Hybridization has profound implications for weathering climate change—Homo sapiens is a great example of this. Scientists have long thought that when humans and Neandertals were on the planet at the same time, interbreeding snagged for our species important survival genes that Neandertals had honed over millennia of living in Eurasia. These could include adaptations for an improved immune response and better UV absorption—helpful as we migrated out of sunny Africa, encountered new pathogens, and had to adjust to dark and cold Eurasian climates. Thanks to genomic technology, we know that between 2 percent and 4 percent of most Eurasian people’s DNA is directly traced to Neandertals, and the genomes of most of us are equipped with a package of non–Homo sapiens genes because they confer clear benefits to our species.

Rather than just tolerating such hybrid flexibility, evolution conceivably could be driving it; those species that are able to reap the benefits of hybridization and skip ahead in the race to adapt have a better chance at long-term survival, and they may cope better with the new environments and the intensifying instability they now face.

The recent news of a climate bill in Washington which will significantly reduce U.S. carbon emissions over the coming decades is a small step in the right direction, though it hasn’t come in time for many of the species threatened by climate change. Indeed, last fall the U.S. Fish and Wildlife Service declared another 23 species of plant and animal extinct. These lists will grow longer as the weather becomes more erratic. Climate change has gone from an abstract prediction to a hard-hitting, intensifying, global catastrophe whose effects on biodiversity are dire.
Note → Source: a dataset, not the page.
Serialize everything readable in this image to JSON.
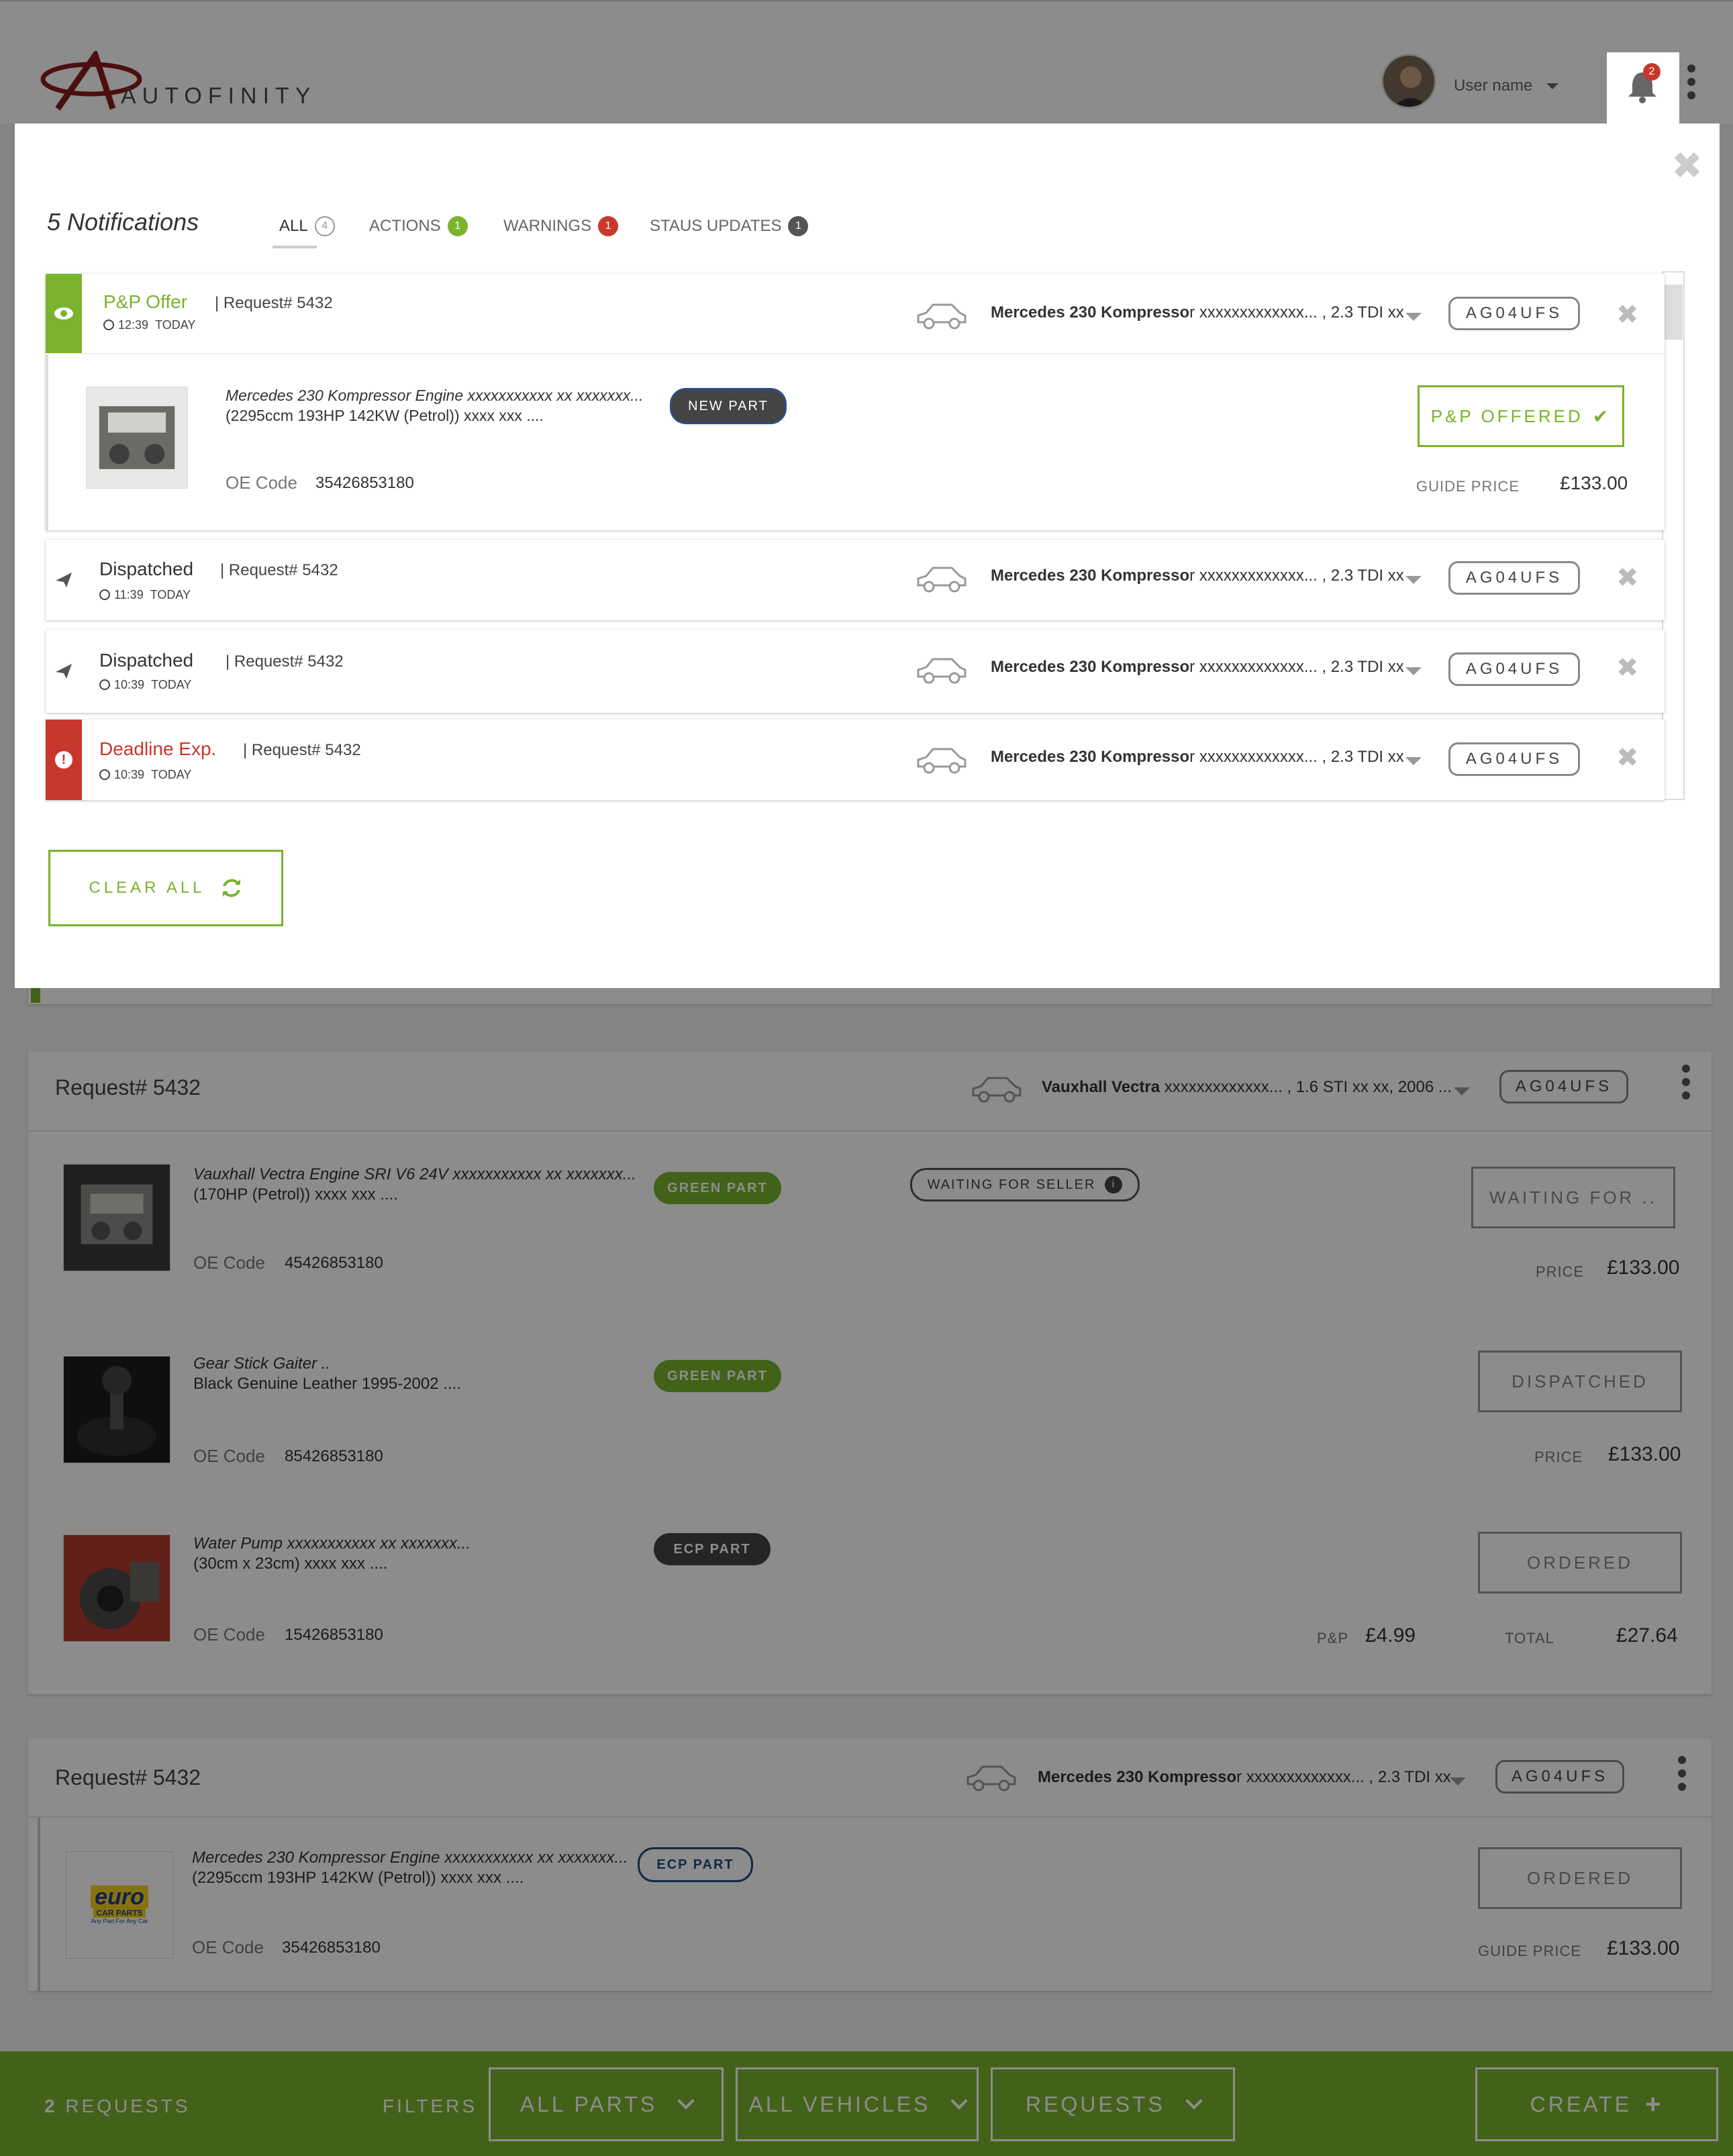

Yet, there is a small sliver of hope for the resilience of nature.

Those species that hybridize may be those most likely to weather the storm we’ve created, if we leave enough wildlands intact for species to persist and come into contact with each other in the first place. Rampant habitat destruction may have already sealed the fate of far too many species, and hybridization isn’t magic; the beneficial genes have to exist in the first place and be successfully transferred between the species. It is a pathway to survival, not a guarantee. Unfortunately, most species won’t have the time or opportunity to benefit from hybridization given the pace of climate change and development. But it isn’t a lost cause; anything we can do to slow climate change and preserve natural areas will give biodiversity a chance to adapt. Our actions will continue to cause extinctions across the tree of life, but hopefully an old, previously unrecognized, habit of exchanging genes will provide an unexpected way for some species to dodge extinction.

This is an opinion and analysis article, and the views expressed by the author or authors are not necessarily those of Scientific American.